§ Task prompt: Each line of the material that mentions the word "Model" is to be copied.

§ Supplied data:
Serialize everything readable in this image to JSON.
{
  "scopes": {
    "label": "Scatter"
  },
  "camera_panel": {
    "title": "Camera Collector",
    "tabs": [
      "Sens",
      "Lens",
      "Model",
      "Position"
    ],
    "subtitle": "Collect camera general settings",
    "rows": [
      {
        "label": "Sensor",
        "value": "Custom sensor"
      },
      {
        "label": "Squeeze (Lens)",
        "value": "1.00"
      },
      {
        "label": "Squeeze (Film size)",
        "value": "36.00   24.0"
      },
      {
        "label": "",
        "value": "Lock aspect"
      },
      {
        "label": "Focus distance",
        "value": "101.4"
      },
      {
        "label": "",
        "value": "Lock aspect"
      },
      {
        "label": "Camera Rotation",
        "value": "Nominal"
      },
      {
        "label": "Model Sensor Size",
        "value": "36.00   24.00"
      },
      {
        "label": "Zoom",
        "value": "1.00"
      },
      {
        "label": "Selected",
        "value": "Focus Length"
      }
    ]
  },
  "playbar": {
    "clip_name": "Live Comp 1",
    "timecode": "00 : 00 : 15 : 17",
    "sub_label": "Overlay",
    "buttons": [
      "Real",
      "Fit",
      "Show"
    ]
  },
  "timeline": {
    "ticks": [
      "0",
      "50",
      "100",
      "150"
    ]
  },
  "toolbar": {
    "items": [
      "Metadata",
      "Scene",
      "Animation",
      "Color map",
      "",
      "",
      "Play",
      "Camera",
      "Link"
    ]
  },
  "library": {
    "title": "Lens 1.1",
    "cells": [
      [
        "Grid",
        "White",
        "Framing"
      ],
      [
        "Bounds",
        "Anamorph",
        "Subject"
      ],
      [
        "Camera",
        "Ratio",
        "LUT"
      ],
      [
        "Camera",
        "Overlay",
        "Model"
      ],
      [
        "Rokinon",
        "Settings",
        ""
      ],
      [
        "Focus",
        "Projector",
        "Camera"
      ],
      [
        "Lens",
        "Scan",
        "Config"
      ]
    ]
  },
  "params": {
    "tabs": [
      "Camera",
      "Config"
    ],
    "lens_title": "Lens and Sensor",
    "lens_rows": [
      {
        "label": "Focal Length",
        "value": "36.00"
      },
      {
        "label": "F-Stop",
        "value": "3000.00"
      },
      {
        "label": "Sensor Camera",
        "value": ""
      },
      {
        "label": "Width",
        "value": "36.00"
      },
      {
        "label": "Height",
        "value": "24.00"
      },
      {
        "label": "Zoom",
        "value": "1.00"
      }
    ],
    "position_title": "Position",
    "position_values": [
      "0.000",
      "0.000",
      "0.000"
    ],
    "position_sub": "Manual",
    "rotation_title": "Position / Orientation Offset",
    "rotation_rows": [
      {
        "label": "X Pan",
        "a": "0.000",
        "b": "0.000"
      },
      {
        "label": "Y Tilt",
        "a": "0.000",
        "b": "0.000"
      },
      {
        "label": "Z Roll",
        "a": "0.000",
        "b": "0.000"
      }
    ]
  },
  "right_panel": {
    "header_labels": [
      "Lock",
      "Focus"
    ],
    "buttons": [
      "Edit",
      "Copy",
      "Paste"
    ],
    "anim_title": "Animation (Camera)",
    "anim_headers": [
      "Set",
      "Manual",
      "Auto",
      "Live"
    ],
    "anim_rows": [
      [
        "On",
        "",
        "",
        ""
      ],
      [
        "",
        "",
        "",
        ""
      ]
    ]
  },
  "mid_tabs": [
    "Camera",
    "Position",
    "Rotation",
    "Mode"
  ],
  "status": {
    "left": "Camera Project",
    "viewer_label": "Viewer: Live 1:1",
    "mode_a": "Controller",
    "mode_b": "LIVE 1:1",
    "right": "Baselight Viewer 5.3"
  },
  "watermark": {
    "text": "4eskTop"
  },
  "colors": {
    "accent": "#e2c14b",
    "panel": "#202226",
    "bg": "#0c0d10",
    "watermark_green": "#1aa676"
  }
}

§ Answer box:
      "Model",
        "label": "Model Sensor Size",
        "Model"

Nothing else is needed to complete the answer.